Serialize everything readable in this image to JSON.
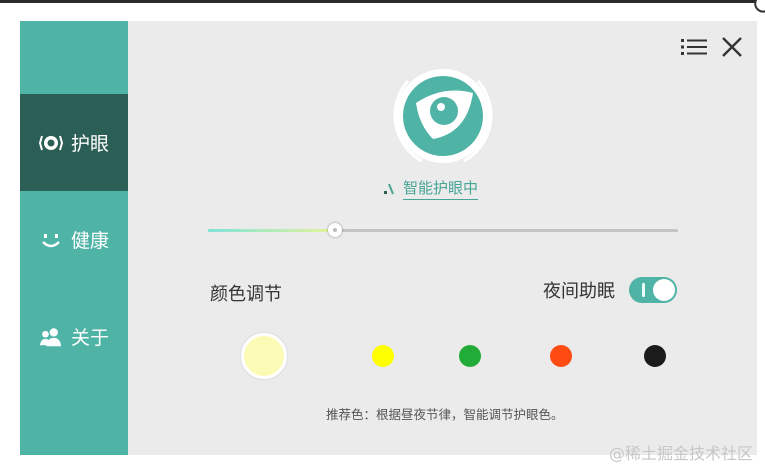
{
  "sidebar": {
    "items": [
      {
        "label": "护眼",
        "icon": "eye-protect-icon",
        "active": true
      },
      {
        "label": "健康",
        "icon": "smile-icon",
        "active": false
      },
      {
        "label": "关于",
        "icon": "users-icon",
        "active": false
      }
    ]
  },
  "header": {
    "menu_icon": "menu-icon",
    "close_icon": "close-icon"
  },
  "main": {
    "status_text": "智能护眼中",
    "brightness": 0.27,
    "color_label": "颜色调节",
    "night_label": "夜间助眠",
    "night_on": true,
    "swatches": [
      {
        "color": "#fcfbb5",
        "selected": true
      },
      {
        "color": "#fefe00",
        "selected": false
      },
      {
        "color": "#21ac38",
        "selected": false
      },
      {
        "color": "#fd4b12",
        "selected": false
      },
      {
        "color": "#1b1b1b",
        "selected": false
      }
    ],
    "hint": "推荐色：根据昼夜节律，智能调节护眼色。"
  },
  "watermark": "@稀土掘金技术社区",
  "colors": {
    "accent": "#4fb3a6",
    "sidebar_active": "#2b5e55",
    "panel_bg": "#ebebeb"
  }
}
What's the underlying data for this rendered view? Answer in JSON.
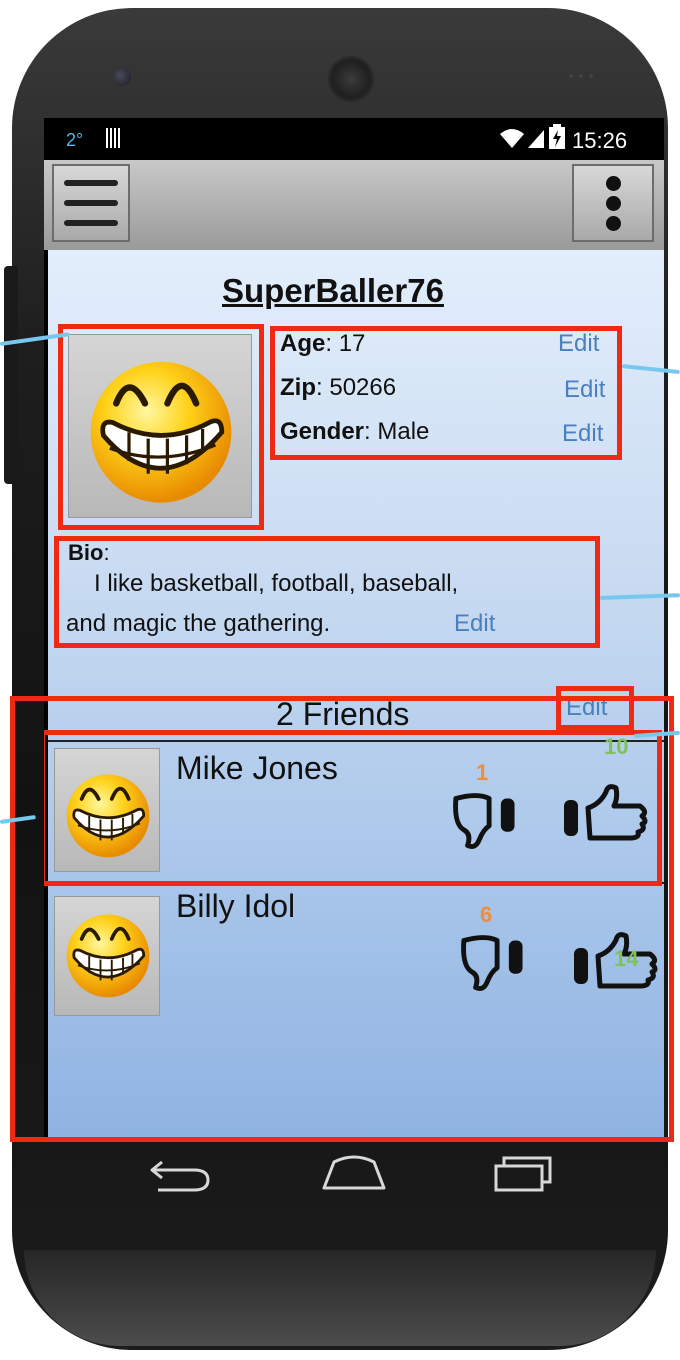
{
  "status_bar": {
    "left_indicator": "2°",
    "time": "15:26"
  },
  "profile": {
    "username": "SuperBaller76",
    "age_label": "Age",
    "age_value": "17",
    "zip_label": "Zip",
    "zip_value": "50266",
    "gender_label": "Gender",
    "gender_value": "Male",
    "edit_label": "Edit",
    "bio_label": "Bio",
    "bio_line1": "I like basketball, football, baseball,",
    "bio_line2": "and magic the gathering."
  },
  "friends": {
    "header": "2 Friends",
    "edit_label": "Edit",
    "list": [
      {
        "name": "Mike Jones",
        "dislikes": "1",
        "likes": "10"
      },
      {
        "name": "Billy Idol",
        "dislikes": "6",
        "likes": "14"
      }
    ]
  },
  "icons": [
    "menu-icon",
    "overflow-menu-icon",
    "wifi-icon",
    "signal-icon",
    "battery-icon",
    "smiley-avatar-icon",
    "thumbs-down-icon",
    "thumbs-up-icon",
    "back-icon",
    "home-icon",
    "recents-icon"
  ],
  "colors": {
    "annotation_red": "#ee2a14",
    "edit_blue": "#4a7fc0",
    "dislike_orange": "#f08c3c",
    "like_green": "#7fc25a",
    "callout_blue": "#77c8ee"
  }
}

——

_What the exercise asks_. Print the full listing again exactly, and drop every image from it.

_Task output_.
Serialize everything readable in this image to JSON.
{
  "sidebar": {
    "items": [
      {
        "label": "护眼",
        "icon": "eye-protect-icon",
        "active": true
      },
      {
        "label": "健康",
        "icon": "smile-icon",
        "active": false
      },
      {
        "label": "关于",
        "icon": "users-icon",
        "active": false
      }
    ]
  },
  "header": {
    "menu_icon": "menu-icon",
    "close_icon": "close-icon"
  },
  "main": {
    "status_text": "智能护眼中",
    "brightness": 0.27,
    "color_label": "颜色调节",
    "night_label": "夜间助眠",
    "night_on": true,
    "swatches": [
      {
        "color": "#fcfbb5",
        "selected": true
      },
      {
        "color": "#fefe00",
        "selected": false
      },
      {
        "color": "#21ac38",
        "selected": false
      },
      {
        "color": "#fd4b12",
        "selected": false
      },
      {
        "color": "#1b1b1b",
        "selected": false
      }
    ],
    "hint": "推荐色：根据昼夜节律，智能调节护眼色。"
  },
  "watermark": "@稀土掘金技术社区",
  "colors": {
    "accent": "#4fb3a6",
    "sidebar_active": "#2b5e55",
    "panel_bg": "#ebebeb"
  }
}
What's the underlying data for this rendered view? Answer in JSON.
{
  "status_bar": {
    "left_indicator": "2°",
    "time": "15:26"
  },
  "profile": {
    "username": "SuperBaller76",
    "age_label": "Age",
    "age_value": "17",
    "zip_label": "Zip",
    "zip_value": "50266",
    "gender_label": "Gender",
    "gender_value": "Male",
    "edit_label": "Edit",
    "bio_label": "Bio",
    "bio_line1": "I like basketball, football, baseball,",
    "bio_line2": "and magic the gathering."
  },
  "friends": {
    "header": "2 Friends",
    "edit_label": "Edit",
    "list": [
      {
        "name": "Mike Jones",
        "dislikes": "1",
        "likes": "10"
      },
      {
        "name": "Billy Idol",
        "dislikes": "6",
        "likes": "14"
      }
    ]
  },
  "icons": [
    "menu-icon",
    "overflow-menu-icon",
    "wifi-icon",
    "signal-icon",
    "battery-icon",
    "smiley-avatar-icon",
    "thumbs-down-icon",
    "thumbs-up-icon",
    "back-icon",
    "home-icon",
    "recents-icon"
  ],
  "colors": {
    "annotation_red": "#ee2a14",
    "edit_blue": "#4a7fc0",
    "dislike_orange": "#f08c3c",
    "like_green": "#7fc25a",
    "callout_blue": "#77c8ee"
  }
}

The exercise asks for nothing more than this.